- Reduces the cognitive load – users only have to contemplate a single tool.
- Obfuscates template complexity – editing things like tags and categories directly becomes central to the experience, which is more intuitive than working with obscure templates like
- Features like the Blog are compartmentalised into a collection of templates. It’s easy to envisage this scaling up to a full-blown custom post type creation UI.
Here’s a video example that demonstrates the following flow:
- Adding a page (using a pattern to get started quickly)
- Moving that page into the main navigation menu
- Adding Blog section
- Viewing the blog archive (
- Viewing a single post (
- Viewing a post category (
- Adding a post category to main navigation menu
At any point it’s possible to edit the view in the frame on the right-hand side of the screen. This makes it very simple to update archives that are otherwise not surfaced in the UI.
One potential drawback to this approach is the placement of entities that are not included in the main navigation. The ‘Other pages’ section could get quite large on sites with lots of content.

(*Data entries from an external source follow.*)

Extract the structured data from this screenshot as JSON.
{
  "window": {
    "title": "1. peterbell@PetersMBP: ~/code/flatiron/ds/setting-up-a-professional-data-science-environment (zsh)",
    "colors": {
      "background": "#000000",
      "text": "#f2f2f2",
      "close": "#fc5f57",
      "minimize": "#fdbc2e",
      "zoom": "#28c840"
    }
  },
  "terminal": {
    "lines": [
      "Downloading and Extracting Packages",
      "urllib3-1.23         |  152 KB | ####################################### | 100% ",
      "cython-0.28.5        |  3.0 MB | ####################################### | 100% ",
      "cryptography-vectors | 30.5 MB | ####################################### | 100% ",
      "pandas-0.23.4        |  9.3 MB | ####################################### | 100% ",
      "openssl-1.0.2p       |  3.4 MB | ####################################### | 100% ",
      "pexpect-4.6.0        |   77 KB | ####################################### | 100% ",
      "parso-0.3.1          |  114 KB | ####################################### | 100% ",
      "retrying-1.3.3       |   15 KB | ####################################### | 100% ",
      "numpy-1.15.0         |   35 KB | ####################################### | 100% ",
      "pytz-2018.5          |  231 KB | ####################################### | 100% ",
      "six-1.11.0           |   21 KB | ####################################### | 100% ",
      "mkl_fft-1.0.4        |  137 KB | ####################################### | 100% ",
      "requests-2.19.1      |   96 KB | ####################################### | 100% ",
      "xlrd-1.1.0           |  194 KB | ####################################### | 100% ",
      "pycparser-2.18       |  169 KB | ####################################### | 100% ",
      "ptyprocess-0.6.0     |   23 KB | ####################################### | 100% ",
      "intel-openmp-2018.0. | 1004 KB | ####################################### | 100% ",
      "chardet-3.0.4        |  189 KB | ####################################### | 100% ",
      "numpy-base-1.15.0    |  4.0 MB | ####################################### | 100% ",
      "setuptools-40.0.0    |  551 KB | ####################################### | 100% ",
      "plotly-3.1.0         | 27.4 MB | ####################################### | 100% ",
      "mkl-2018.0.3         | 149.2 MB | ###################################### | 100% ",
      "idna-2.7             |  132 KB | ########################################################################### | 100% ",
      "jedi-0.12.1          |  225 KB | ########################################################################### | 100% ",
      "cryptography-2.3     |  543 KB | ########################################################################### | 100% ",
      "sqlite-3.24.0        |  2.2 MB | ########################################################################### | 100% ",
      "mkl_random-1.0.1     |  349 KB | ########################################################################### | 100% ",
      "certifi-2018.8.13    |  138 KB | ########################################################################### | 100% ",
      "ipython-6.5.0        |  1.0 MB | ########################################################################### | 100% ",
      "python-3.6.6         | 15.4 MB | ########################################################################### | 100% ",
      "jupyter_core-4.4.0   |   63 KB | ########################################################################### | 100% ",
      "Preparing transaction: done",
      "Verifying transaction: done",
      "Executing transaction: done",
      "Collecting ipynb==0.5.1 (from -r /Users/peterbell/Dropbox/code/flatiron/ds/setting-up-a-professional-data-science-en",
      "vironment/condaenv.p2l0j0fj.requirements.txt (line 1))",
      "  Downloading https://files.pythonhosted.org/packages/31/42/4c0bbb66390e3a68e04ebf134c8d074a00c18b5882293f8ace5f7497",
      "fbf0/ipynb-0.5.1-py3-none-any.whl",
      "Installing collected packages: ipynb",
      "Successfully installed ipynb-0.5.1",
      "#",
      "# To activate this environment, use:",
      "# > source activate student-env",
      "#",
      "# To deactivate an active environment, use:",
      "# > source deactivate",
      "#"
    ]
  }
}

Another consideration is how to handle the management of additional navigation menus. It makes sense for the main navigation to be the only one surfaced in this UI, but it should still be possible to add/edit other menus. An argument can be made that browse-ability makes it easy to locate and edit a menu directly, but menus aren’t always in use which means they still need a dedicated edit view. Alternatively, it may be time to consider making navigation menus template parts with a new semantic area. Much of the existing infrastructure exists to make this a reality, but the switch may not be trivial.